As I had my second CV 19 shot yesterday, I thought I’d chime in on Paul’s post, although it has nothing to do with audio.
I’m about 14 hours past my second and only have a little soreness in the arm that received the shot. I was told that different people react differently and that reactions with the Moderna vaccine and the Pfizer, which is what I got are also different. Paul got symptoms at 20 hours, so will see how that goes for me.
As I mentioned yesterday, I got my second vaccination for CoViD. I feel pretty lucky and this is one of the few times I am grateful for being more than 70 years old.
As we all need to get vaccinated I thought it might be helpful to briefly share my experience with you. First shot was a walk in the park: bit of a sore arm, felt listless for a couple of hours, no big deal at all. Second shot was worse. Perhaps 20 hours after getting my second dose, I got the classic sore arm and joints, then chills. Then I got a slight headache and the classic “brain fog”: a fogginess and inability to focus on tasks. I hit hard the bottle of Tylenol and felt much better.
I know there’s lots of angst and misinformation floating around so if you’ll indulge the engineer in me, I want to give you the facts in language that’s easy to understand.
This simple explanation is from one of our closest family friends, Dr. Stuart Weiss. You can sign up for his newsletter here if you’re interested.

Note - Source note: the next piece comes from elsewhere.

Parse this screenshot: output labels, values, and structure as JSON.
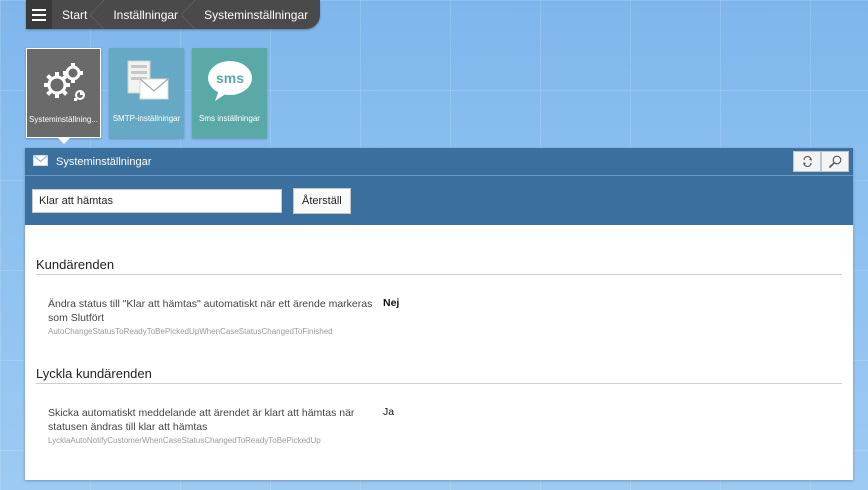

We have many cells in our body. Each cell has a nucleus that contains our DNA, the genetic code which makes us who we are. When our cells need to make new proteins, the DNA in the protected nucleus is transcribed into messenger RNA (mRNA) which is then transported out of the nucleus through special pores in the nuclear membrane and into the cell cytoplasm (the cytoplasm is everything inside the cell membrane besides the nucleus). Once in the cell cytoplasm, the mRNA goes to the protein manufacturing part of the cell (the ribosome) and gives instructions on what should be done there. Once the mRNA instructions are given, the mRNA is pretty quickly broken down.
So what do viruses do, you may be asking. A virus injects its own genetic material into our cells and forces our ribosomes to stop making what our mRNA is telling it to make but instead to make complete copies of the virus. These new viruses burst out of our cells and infect other cells to make more new virus. So with viruses, as opposed to bacteria, we create more virus ourselves and viruses could not spread without a nice host, like us. Bacteria, on the other hand, can reproduce on their own given the right conditions.
So this is where the mRNA vaccines like the ones from Pfizer and Moderna get really interesting. The vaccines are little bits of mRNA that get taken into our cells and instruct our ribosomes to make viral spike protein. The vaccine doesn’t give all the instructions to make complete virus copies or we would get sick. It just makes the one spike protein. The vaccine mRNA is degraded pretty quickly but the spike protein is seen by our immune system as foreign and we make antibodies to it and activate t-cells against it. The mRNA can’t get through the nuclear membrane into the nucleus because there is no mechanism to do that. The transport mechanism moves mRNA out of the nucleus into the cytoplasm and not the other way around.
So we get all the benefits of an immune response without having to be infected with the actual virus. It’s really ingenious and it’s not new. Scientists have been looking at mRNA vaccines for decades in the fight against flu, Zika, rabies, and CMV.
Its cool technology and these types of vaccines can be built in a lab against new pathogens more quickly than traditional vaccines. It’s very exciting.
We must all get vaccinated to prevent further widespread infections with variants. The more people that have an active infection, the more chance the virus has to mutate into something worse.
When you are eligible, get yourself vaccinated.